* WHAT YOU ARE ASKED TO DO
Copy all the lines of the data that include the word "name".

** PROVIDED INFORMATION follows **

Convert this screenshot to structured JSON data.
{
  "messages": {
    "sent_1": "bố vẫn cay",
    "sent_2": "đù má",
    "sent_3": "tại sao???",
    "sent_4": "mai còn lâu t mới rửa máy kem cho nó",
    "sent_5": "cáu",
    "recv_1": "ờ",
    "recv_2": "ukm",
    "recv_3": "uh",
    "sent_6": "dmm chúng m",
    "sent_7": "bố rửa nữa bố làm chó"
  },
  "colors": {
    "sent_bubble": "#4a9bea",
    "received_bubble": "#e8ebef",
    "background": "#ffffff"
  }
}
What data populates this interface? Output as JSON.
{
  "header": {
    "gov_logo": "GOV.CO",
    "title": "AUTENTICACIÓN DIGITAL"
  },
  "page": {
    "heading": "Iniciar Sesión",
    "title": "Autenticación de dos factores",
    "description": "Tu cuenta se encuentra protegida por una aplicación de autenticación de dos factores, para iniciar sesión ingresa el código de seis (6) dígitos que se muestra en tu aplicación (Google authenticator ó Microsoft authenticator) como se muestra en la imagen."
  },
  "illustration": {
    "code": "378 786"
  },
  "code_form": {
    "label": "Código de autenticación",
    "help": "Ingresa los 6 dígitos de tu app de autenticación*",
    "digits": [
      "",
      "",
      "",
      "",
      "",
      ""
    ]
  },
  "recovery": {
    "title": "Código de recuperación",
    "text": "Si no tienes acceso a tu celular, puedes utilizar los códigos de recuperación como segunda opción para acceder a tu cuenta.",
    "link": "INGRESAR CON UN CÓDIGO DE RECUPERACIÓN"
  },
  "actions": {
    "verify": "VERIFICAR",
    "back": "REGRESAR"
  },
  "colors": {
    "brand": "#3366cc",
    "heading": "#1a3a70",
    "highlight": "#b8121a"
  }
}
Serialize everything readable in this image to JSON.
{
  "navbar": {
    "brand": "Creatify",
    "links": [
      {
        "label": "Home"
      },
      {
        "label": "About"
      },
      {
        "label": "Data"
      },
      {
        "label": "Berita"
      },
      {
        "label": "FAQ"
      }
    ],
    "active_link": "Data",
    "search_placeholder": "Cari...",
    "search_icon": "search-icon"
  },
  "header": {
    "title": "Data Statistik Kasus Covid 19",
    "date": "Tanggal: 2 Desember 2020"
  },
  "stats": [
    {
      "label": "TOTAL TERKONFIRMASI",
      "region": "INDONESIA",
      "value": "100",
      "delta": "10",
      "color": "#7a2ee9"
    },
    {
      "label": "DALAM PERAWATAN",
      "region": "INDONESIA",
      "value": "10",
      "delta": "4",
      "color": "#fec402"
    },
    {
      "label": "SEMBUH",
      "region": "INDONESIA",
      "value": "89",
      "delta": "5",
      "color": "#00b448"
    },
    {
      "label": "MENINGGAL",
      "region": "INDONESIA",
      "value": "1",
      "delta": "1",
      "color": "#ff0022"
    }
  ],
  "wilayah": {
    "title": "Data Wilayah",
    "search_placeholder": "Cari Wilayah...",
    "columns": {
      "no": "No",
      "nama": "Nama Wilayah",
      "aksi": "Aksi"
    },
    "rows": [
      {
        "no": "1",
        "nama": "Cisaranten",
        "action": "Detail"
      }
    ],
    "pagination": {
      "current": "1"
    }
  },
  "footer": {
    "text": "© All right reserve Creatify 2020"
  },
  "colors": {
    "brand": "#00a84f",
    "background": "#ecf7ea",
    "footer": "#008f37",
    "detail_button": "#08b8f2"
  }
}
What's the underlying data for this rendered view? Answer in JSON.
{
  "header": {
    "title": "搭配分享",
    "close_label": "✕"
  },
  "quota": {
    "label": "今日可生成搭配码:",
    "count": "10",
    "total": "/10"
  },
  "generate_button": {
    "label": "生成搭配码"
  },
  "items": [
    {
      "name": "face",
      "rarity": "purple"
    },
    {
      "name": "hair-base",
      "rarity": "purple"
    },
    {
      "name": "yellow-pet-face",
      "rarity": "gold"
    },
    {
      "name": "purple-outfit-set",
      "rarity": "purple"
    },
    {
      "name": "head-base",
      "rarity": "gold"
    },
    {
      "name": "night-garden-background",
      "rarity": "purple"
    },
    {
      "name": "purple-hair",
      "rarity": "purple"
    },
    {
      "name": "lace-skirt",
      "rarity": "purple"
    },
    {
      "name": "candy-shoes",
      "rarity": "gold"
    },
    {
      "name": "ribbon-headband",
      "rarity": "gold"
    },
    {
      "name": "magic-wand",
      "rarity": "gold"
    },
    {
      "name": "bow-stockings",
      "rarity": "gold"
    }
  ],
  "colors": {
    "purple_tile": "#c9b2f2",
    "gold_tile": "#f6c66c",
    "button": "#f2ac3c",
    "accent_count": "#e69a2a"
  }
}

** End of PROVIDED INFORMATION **

* SOLUTION
      "name": "face",
      "name": "hair-base",
      "name": "yellow-pet-face",
      "name": "purple-outfit-set",
      "name": "head-base",
      "name": "night-garden-background",
      "name": "purple-hair",
      "name": "lace-skirt",
      "name": "candy-shoes",
      "name": "ribbon-headband",
      "name": "magic-wand",
      "name": "bow-stockings",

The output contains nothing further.